Nine samples of the “R7T7” glass composition selected to vitrify fission product solutions in France were prepared with added platinoid elements (ruthenium, rhoditun and palladium) in soluble form and as insoluble metal particles in solution, and their major properties were measured. Regardless of the initial form when added to the glass the platinoids always formed the same heterogeneous inclusions in the final glass: RuO2 precipitates which were often found as aggregates, and polymetallic (Pd, Rh & Te) inclusions.
The particles tended to settle in the molten glass. The viscosity increased by about 20% at 1100°C. The mechanical properties and short-term leach rates were not significantly affected. Crystallization increased by a factor of 2 or 3 in heat-treated glass specimens but did not exceed a few volume percent. However, as the short-term leach rate did not significantly increase, the glass properties were very satisfactory.
R7T7 glass samples were tested to determine their sensitivity to variations in the chemical composition and in industrial scale operating parameters. Variations investigated included the composition of the feed solution and the glass frit, the frit/glass ratio and the glass melting temperature. The iniportant properties of the resulting glasses were measured. Permissible variation ranges defined on the basis of the results obtained ensure that the glass properties remain acceptable compared with the reference glass.

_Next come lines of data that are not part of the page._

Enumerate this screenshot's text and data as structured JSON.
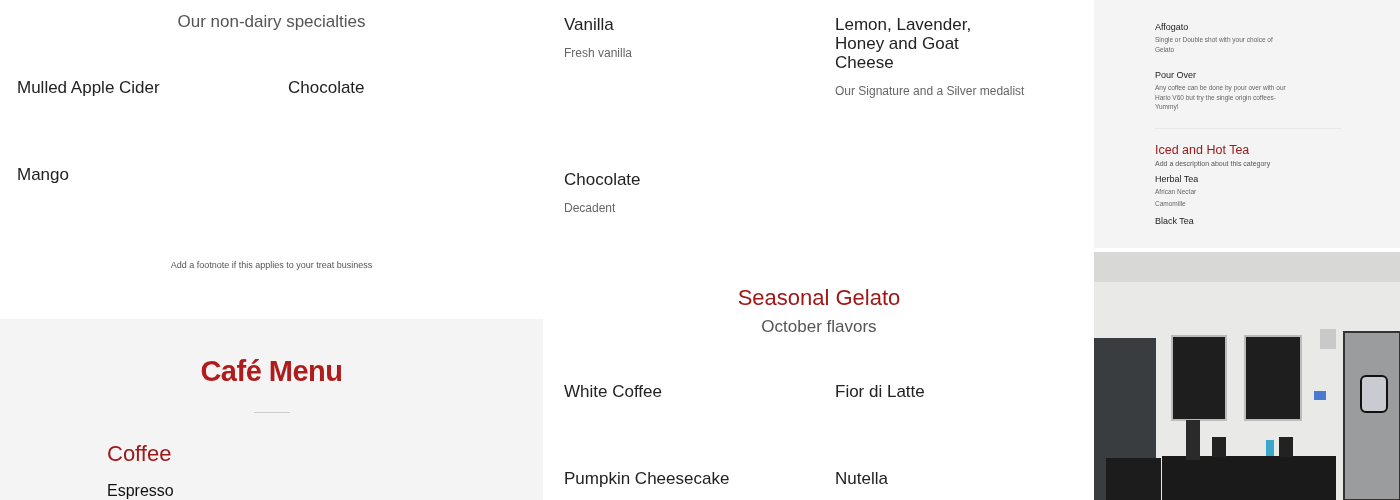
{
  "sorbetto_section": {
    "subtitle": "Our non-dairy specialties",
    "items": [
      {
        "name": "Mulled Apple Cider"
      },
      {
        "name": "Chocolate"
      },
      {
        "name": "Mango"
      }
    ],
    "footnote": "Add a footnote if this applies to your treat business"
  },
  "cafe_menu": {
    "logo": "Café Menu",
    "category": "Coffee",
    "items": [
      {
        "name": "Espresso"
      }
    ]
  },
  "gelato_items": [
    {
      "name": "Vanilla",
      "description": "Fresh vanilla"
    },
    {
      "name": "Lemon, Lavender, Honey and Goat Cheese",
      "description": "Our Signature and a Silver medalist"
    },
    {
      "name": "Chocolate",
      "description": "Decadent"
    }
  ],
  "seasonal_gelato": {
    "title": "Seasonal Gelato",
    "subtitle": "October flavors",
    "items": [
      {
        "name": "White Coffee"
      },
      {
        "name": "Fior di Latte"
      },
      {
        "name": "Pumpkin Cheesecake"
      },
      {
        "name": "Nutella"
      }
    ]
  },
  "menu_preview": {
    "items": [
      {
        "name": "Affogato",
        "description": "Single or Double shot with your choice of Gelato"
      },
      {
        "name": "Pour Over",
        "description": "Any coffee can be done by pour over with our Hario V60 but try the single origin coffees- Yummy!"
      }
    ],
    "category": {
      "title": "Iced and Hot Tea",
      "description": "Add a description about this category",
      "items": [
        {
          "name": "Herbal Tea",
          "lines": [
            "African Nectar",
            "Camomille"
          ]
        },
        {
          "name": "Black Tea"
        }
      ]
    }
  }
}
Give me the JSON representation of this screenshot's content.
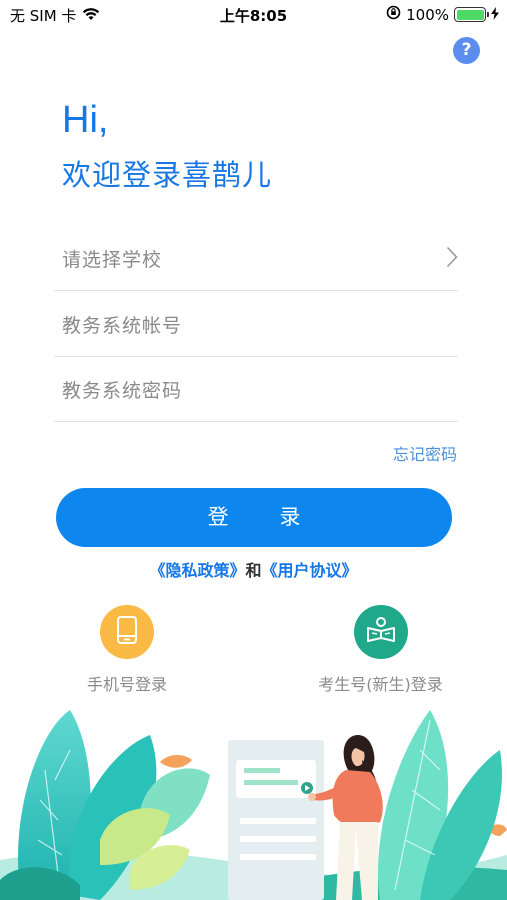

Email your librarian or administrator to recommend adding this to your organisation's collection.